Bill Traylor was born into slavery on a plantation in the heart of Alabama. After the American Civil War he gained his freedom but remained a field-hand at the same plantation. At the age of 84, no longer able to work, Traylor went to live in the city of Montgomery, where he began to draw vignettes of life on the street where he sat every day, as well as memories of his experiences on the plantation. In 1939 he came to the attention of local artist Charles Shannon, who befriended him, provided him with poster paints, brushes and paper, and later promoted his work extensively. Rather than using Shannon’s materials, Traylor favoured his simple pencil stubs and straight-edged stick, working on the backs of printed-cardboard advertisements. He did, however, take up using poster paint, especially the colour blue, which became one of his signature elements. His silhouetted images are stark, with no ornamentation. He drew either simple one-figure compositions, or pictures with groups of figures, often composed around a central form. Taylor’s flat imagery, use of space and complex compositions make his drawings echo African and ancient imagery. He left behind 1,500 works, all produced during a brief creative period.

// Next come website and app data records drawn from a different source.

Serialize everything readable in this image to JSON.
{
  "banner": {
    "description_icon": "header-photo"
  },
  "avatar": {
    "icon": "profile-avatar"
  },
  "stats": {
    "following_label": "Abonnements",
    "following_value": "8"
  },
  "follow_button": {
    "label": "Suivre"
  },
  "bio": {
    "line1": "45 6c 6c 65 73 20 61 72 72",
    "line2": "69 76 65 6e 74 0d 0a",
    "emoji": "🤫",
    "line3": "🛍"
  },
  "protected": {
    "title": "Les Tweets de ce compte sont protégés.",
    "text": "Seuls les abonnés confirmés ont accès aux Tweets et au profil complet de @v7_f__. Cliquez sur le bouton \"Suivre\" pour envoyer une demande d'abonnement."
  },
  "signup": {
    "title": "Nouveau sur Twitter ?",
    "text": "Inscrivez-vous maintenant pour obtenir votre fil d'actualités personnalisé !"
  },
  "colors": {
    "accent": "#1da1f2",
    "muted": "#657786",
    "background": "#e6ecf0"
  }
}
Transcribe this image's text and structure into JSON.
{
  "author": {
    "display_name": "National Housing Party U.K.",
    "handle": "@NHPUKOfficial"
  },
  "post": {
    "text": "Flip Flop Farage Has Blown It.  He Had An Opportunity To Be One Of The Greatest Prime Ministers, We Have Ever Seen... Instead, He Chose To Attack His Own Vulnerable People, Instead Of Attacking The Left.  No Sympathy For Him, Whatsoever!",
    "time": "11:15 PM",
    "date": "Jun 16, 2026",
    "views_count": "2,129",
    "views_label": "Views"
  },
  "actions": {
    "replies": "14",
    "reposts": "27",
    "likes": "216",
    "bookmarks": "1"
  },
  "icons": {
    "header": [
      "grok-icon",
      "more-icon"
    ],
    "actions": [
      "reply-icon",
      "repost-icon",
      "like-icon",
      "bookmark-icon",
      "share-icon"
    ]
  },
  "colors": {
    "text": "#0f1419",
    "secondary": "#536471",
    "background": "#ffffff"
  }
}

Caption: Man and Woman Interacting, 1939–41, courtesy Ricco/Maresca Gallery